Collected data:
---+---

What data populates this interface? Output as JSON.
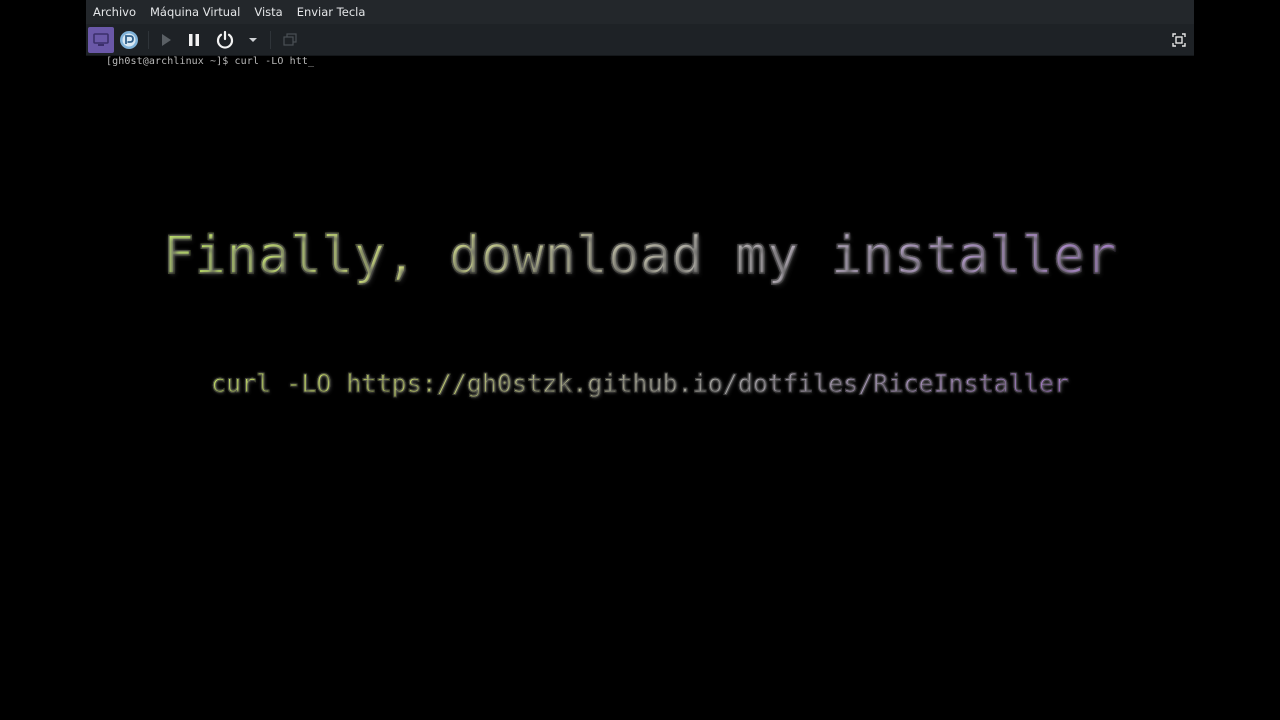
{
  "menubar": {
    "items": [
      {
        "label": "Archivo"
      },
      {
        "label": "Máquina Virtual"
      },
      {
        "label": "Vista"
      },
      {
        "label": "Enviar Tecla"
      }
    ]
  },
  "toolbar": {
    "buttons": [
      {
        "icon": "console-icon",
        "state": "active"
      },
      {
        "icon": "tools-icon"
      },
      {
        "icon": "play-icon",
        "state": "disabled"
      },
      {
        "icon": "pause-icon"
      },
      {
        "icon": "power-icon"
      },
      {
        "icon": "chevron-down-icon"
      },
      {
        "icon": "snapshot-icon",
        "state": "disabled"
      },
      {
        "icon": "fullscreen-icon"
      }
    ],
    "accent_color": "#6a58a8"
  },
  "terminal": {
    "prompt_line": "[gh0st@archlinux ~]$ curl -LO htt_"
  },
  "overlay": {
    "title": "Finally, download my installer",
    "command": "curl -LO https://gh0stzk.github.io/dotfiles/RiceInstaller",
    "gradient_colors": [
      "#b4ea3c",
      "#a7a2a1",
      "#9b5fcf"
    ]
  }
}
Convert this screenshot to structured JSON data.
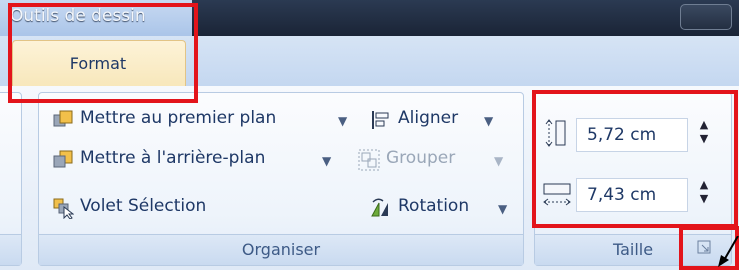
{
  "window": {
    "contextual_tool_label": "Outils de dessin"
  },
  "tabs": {
    "active_label": "Format"
  },
  "organiser": {
    "group_label": "Organiser",
    "bring_forward": "Mettre au premier plan",
    "send_backward": "Mettre à l'arrière-plan",
    "selection_pane": "Volet Sélection",
    "align": "Aligner",
    "group": "Grouper",
    "rotate": "Rotation"
  },
  "taille": {
    "group_label": "Taille",
    "height_value": "5,72 cm",
    "width_value": "7,43 cm"
  },
  "highlight_color": "#e3141b"
}
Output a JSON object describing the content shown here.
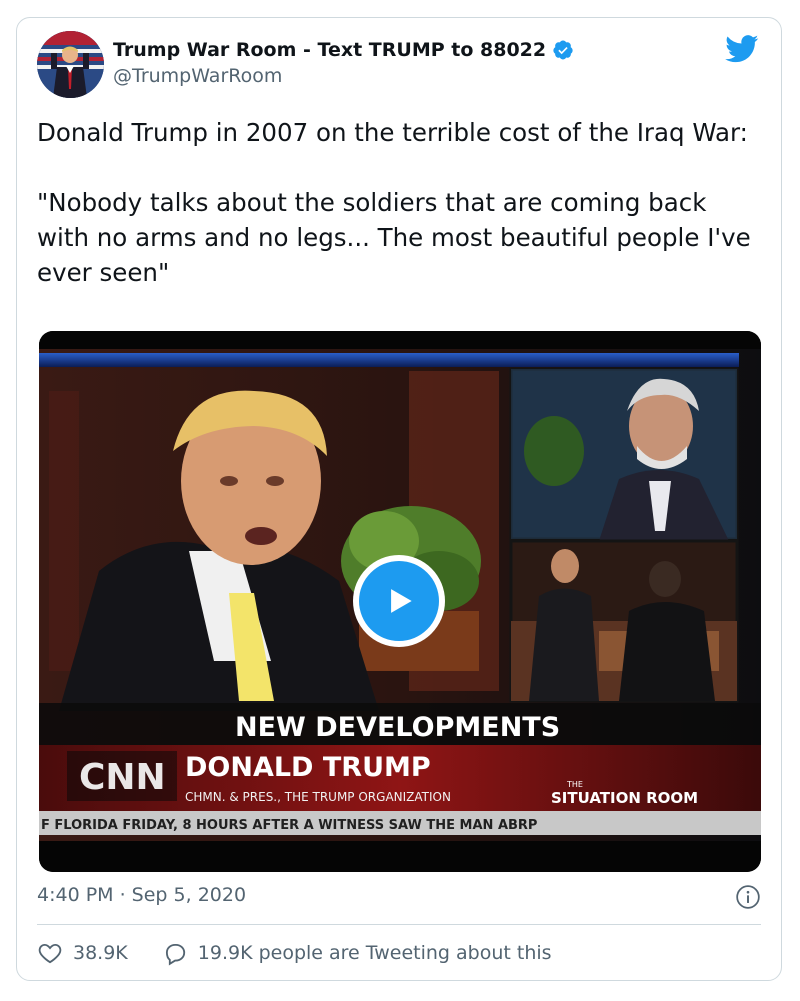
{
  "author": {
    "display_name": "Trump War Room - Text TRUMP to 88022",
    "handle": "@TrumpWarRoom",
    "verified": true
  },
  "tweet": {
    "text": "Donald Trump in 2007 on the terrible cost of the Iraq War:\n\n\"Nobody talks about the soldiers that are coming back with no arms and no legs... The most beautiful people I've ever seen\""
  },
  "video": {
    "lower_third_headline": "NEW DEVELOPMENTS",
    "network_logo": "CNN",
    "speaker_name": "DONALD TRUMP",
    "speaker_title": "CHMN. & PRES., THE TRUMP ORGANIZATION",
    "show_name_small": "THE",
    "show_name": "SITUATION ROOM",
    "ticker": "F FLORIDA FRIDAY, 8 HOURS AFTER A WITNESS SAW THE MAN ABRP"
  },
  "meta": {
    "timestamp": "4:40 PM · Sep 5, 2020"
  },
  "engagement": {
    "likes": "38.9K",
    "tweeting_about": "19.9K people are Tweeting about this"
  },
  "icons": {
    "brand": "twitter-bird-icon",
    "verified": "verified-badge-icon",
    "play": "play-icon",
    "info": "info-icon",
    "like": "heart-icon",
    "reply": "speech-bubble-icon"
  },
  "colors": {
    "twitter_blue": "#1d9bf0",
    "text_primary": "#0f1419",
    "text_secondary": "#536471",
    "border": "#cfd9de"
  }
}
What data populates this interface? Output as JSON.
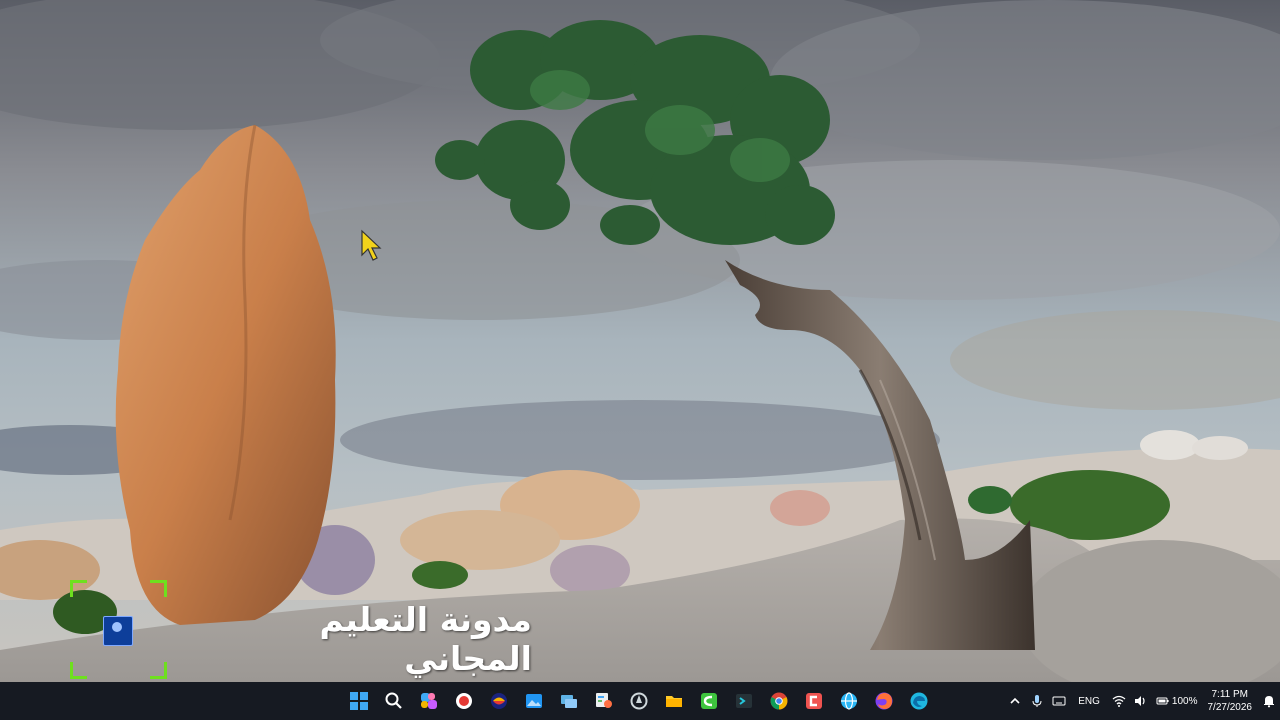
{
  "desktop": {
    "watermark_text": "مدونة التعليم المجاني",
    "cursor_color": "#f2d21b"
  },
  "taskbar": {
    "background": "#161a22",
    "pinned_apps": [
      {
        "name": "start-icon",
        "color": "#3fa9f5"
      },
      {
        "name": "search-icon",
        "color": "#ffffff"
      },
      {
        "name": "copilot-icon",
        "color": "#c85cff"
      },
      {
        "name": "screen-recorder-icon",
        "color": "#e53935"
      },
      {
        "name": "app-icon",
        "color": "#f4b400"
      },
      {
        "name": "photos-icon",
        "color": "#2196f3"
      },
      {
        "name": "task-view-icon",
        "color": "#5fb3e6"
      },
      {
        "name": "paint-icon",
        "color": "#ff7043"
      },
      {
        "name": "app-circle-icon",
        "color": "#cfd8dc"
      },
      {
        "name": "file-explorer-icon",
        "color": "#ffca28"
      },
      {
        "name": "camtasia-icon",
        "color": "#3ec43e"
      },
      {
        "name": "terminal-icon",
        "color": "#26c6da"
      },
      {
        "name": "chrome-icon",
        "color": "#4caf50"
      },
      {
        "name": "app-red-icon",
        "color": "#ef5350"
      },
      {
        "name": "globe-icon",
        "color": "#29b6f6"
      },
      {
        "name": "firefox-icon",
        "color": "#ff7139"
      },
      {
        "name": "edge-icon",
        "color": "#1fb7e0"
      }
    ],
    "tray": {
      "language": "ENG",
      "battery": "100%",
      "time": "7:11 PM",
      "date": "7/27/2026"
    }
  }
}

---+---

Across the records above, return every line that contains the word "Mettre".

    "bring_forward": "Mettre au premier plan",
    "send_backward": "Mettre à l'arrière-plan",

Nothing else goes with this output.